DATA FOR THIS TASK:
══════════════════════════════

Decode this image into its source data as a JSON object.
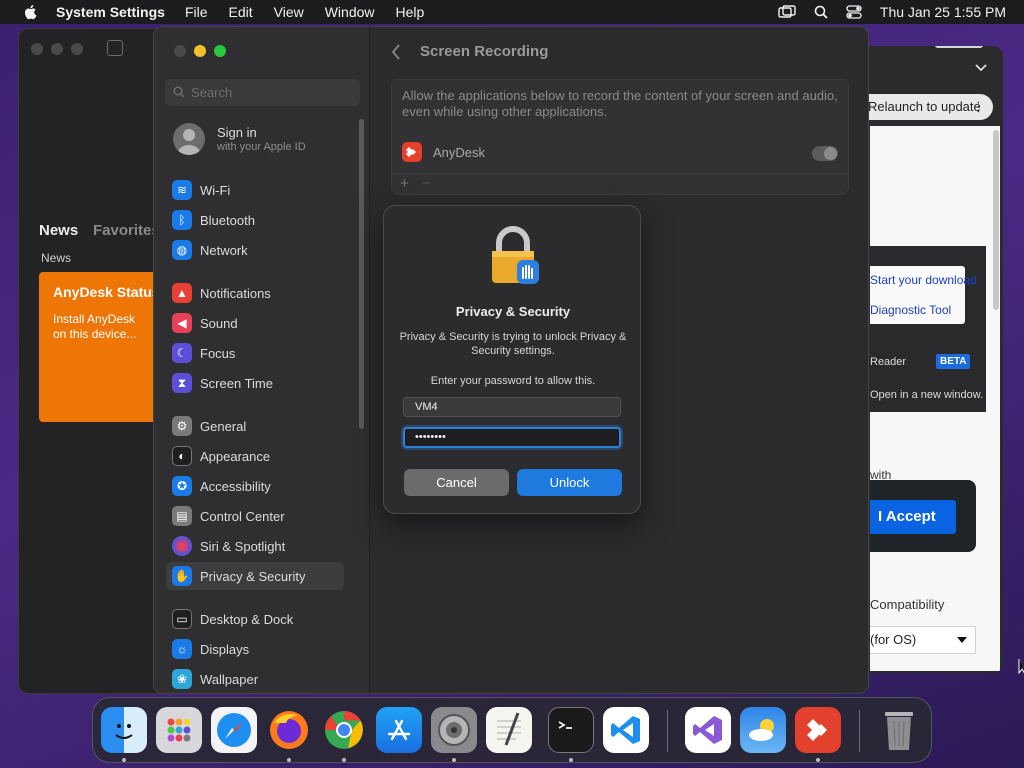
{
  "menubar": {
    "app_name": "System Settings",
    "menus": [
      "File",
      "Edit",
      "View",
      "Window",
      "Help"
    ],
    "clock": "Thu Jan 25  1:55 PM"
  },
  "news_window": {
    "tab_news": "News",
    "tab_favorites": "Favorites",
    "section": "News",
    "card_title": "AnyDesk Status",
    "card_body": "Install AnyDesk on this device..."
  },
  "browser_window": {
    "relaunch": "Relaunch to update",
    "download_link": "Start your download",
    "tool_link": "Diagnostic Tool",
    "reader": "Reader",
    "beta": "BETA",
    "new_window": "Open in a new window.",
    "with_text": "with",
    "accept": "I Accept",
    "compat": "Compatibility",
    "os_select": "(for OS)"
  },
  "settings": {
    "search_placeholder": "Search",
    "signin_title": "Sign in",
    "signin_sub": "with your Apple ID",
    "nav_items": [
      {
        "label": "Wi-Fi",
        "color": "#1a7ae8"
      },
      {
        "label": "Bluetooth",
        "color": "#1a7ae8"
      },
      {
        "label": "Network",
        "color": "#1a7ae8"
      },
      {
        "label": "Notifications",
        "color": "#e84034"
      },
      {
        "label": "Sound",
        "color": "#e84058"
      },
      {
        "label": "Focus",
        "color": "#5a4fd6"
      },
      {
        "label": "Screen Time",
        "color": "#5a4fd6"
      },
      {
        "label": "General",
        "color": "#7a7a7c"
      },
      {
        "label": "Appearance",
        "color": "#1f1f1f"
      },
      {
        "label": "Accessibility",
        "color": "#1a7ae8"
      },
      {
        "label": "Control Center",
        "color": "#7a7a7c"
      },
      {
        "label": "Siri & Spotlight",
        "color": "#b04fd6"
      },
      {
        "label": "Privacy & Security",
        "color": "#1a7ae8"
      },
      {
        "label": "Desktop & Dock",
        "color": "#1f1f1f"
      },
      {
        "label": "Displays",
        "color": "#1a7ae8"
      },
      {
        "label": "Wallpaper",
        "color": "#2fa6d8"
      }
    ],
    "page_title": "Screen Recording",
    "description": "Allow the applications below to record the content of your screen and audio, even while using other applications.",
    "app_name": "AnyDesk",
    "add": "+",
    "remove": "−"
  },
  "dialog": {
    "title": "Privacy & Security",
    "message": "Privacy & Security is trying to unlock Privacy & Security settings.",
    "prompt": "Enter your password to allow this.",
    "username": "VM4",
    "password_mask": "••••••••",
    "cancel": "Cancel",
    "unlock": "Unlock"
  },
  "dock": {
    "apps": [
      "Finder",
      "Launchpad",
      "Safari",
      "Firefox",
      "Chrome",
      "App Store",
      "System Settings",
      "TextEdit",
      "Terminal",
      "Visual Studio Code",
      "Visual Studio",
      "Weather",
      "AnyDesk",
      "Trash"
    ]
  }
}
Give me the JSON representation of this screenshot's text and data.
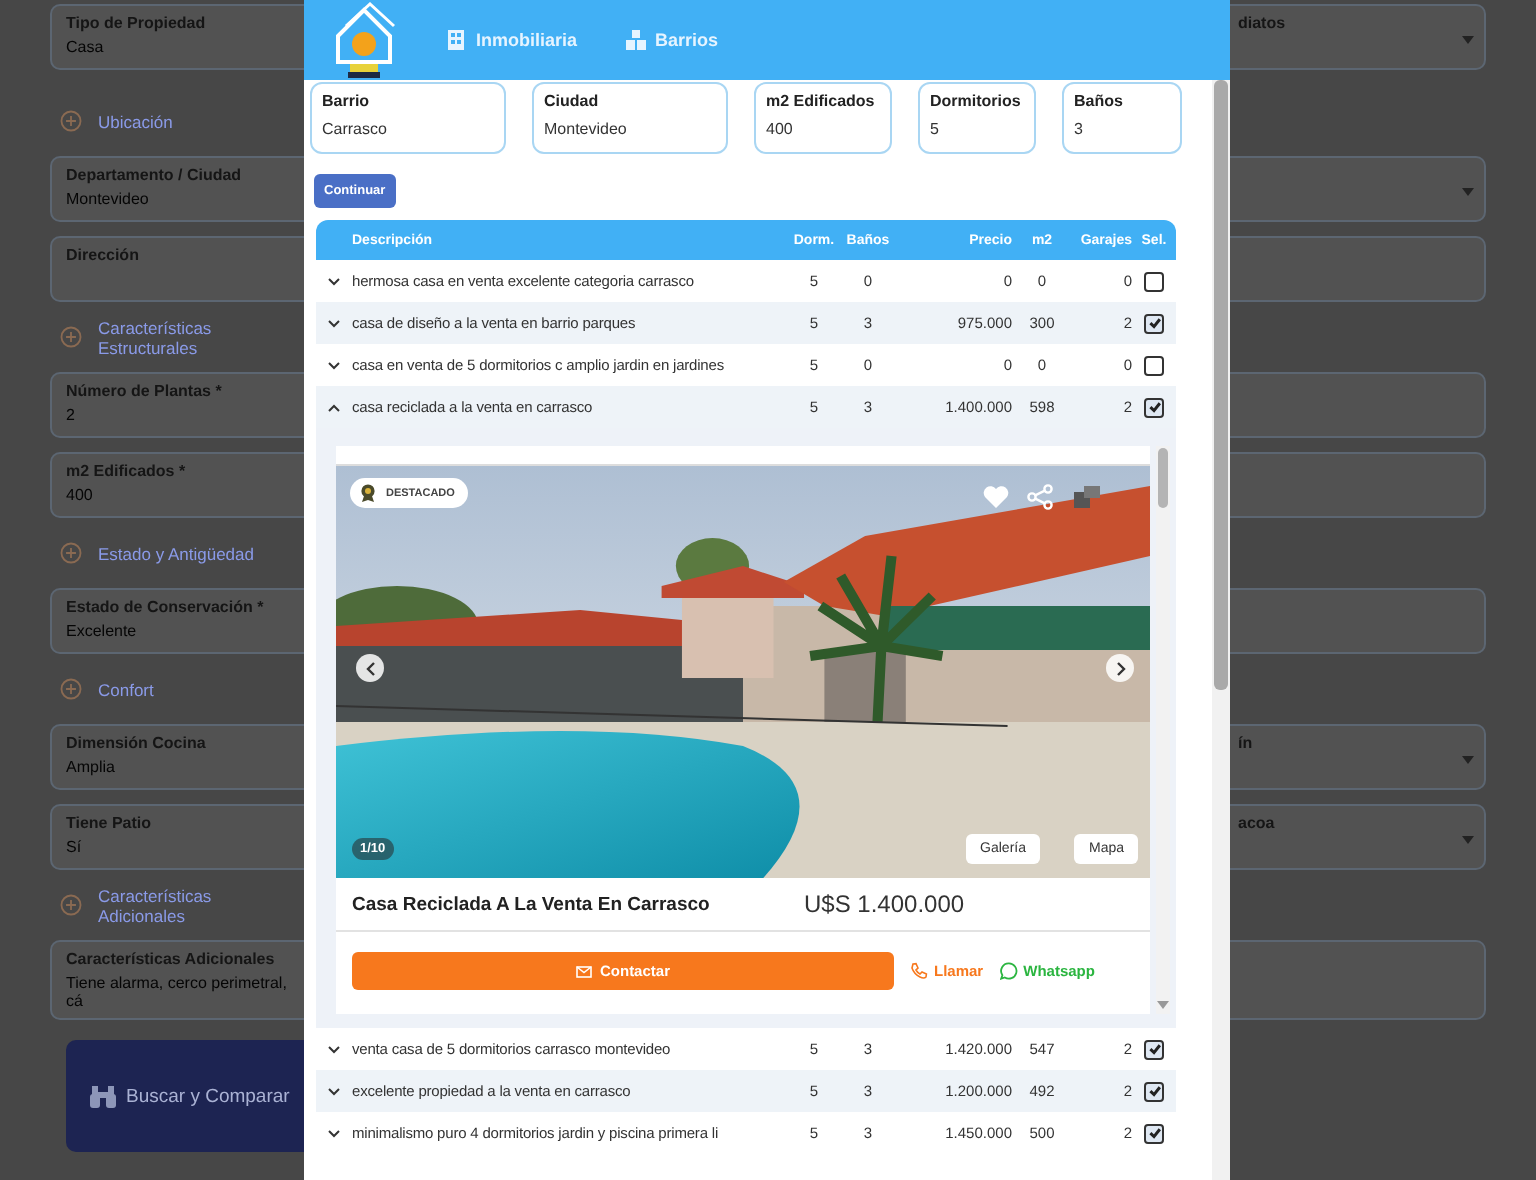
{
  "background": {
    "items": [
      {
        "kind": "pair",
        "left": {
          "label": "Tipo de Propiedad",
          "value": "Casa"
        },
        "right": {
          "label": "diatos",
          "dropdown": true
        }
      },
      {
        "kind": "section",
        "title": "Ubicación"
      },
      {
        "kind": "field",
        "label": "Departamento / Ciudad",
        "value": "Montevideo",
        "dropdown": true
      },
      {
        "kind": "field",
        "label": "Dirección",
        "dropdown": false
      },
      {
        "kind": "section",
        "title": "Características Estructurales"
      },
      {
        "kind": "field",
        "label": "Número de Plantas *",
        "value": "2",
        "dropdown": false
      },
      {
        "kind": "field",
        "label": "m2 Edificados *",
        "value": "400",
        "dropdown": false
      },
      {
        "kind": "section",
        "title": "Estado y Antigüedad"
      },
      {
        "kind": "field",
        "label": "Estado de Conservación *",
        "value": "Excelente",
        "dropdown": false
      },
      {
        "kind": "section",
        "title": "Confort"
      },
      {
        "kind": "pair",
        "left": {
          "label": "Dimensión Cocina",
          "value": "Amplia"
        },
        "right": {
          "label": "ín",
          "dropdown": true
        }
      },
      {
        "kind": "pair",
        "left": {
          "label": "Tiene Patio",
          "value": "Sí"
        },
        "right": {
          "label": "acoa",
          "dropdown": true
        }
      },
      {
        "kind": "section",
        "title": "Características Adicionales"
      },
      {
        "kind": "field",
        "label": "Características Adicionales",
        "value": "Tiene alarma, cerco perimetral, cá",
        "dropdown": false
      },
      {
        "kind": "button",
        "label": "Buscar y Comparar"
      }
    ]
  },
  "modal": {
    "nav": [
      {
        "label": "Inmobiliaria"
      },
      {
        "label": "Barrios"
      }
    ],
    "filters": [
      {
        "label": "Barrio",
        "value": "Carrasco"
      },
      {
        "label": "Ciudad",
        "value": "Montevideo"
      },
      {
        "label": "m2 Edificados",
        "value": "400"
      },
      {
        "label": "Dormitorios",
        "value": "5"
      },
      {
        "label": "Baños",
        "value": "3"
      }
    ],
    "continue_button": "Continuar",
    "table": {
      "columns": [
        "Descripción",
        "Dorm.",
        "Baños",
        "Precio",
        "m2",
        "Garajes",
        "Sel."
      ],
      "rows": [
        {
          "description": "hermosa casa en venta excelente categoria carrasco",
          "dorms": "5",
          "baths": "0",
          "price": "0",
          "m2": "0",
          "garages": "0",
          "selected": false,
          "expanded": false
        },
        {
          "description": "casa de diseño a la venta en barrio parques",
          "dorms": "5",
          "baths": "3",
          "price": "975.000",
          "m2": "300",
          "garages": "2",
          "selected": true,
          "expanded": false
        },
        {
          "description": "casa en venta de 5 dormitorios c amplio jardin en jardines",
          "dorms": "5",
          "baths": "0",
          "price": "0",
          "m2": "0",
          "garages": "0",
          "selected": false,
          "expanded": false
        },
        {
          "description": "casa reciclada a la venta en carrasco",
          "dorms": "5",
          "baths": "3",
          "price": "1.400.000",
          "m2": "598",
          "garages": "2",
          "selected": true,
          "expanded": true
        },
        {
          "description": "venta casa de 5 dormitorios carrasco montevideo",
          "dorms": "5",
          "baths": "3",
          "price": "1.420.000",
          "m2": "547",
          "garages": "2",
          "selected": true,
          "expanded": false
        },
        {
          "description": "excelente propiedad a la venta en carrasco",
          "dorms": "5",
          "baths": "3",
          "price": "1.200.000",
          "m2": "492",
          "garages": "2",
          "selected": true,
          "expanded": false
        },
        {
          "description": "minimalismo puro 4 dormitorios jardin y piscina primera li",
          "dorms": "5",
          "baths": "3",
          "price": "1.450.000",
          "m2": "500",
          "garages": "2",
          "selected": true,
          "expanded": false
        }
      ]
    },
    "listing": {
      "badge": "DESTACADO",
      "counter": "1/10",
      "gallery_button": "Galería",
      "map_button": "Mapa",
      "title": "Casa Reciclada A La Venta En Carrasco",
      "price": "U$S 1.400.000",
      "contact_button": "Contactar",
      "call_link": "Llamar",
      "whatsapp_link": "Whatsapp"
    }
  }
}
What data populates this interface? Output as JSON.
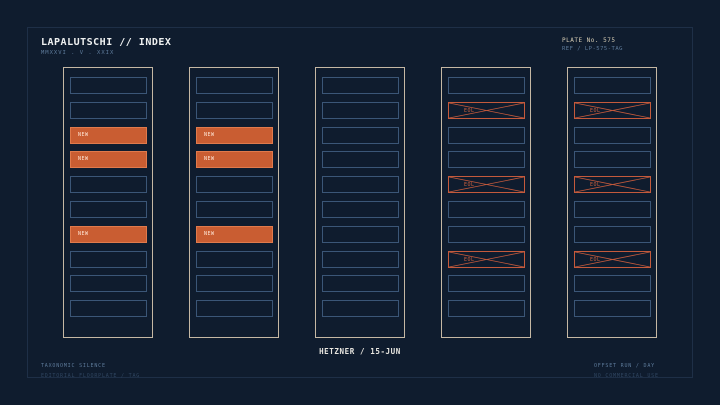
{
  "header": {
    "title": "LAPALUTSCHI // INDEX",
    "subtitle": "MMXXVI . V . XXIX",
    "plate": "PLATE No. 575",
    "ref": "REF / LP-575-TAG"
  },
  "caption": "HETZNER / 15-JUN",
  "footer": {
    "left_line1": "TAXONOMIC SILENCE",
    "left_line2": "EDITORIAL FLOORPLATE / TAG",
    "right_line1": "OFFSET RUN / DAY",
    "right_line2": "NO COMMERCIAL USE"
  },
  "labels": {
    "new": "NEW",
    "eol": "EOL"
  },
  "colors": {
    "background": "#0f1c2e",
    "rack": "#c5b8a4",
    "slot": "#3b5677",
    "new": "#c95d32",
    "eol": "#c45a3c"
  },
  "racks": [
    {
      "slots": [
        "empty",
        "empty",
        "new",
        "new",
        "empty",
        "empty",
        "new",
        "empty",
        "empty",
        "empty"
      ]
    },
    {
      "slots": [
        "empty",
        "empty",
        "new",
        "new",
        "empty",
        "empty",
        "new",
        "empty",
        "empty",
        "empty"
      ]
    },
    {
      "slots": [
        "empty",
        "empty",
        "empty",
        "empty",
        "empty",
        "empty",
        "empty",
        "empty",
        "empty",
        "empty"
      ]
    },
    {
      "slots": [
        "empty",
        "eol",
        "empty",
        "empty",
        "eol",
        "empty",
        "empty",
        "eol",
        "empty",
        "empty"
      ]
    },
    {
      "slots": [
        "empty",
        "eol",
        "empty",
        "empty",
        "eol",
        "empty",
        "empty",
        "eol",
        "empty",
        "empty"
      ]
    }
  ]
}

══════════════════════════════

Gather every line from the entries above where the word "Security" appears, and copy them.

OUTPUT FOR THIS TASK:
        "label": "Privacy & Security",
    "title": "Privacy & Security",
    "message": "Privacy & Security is trying to unlock Privacy & Security settings.",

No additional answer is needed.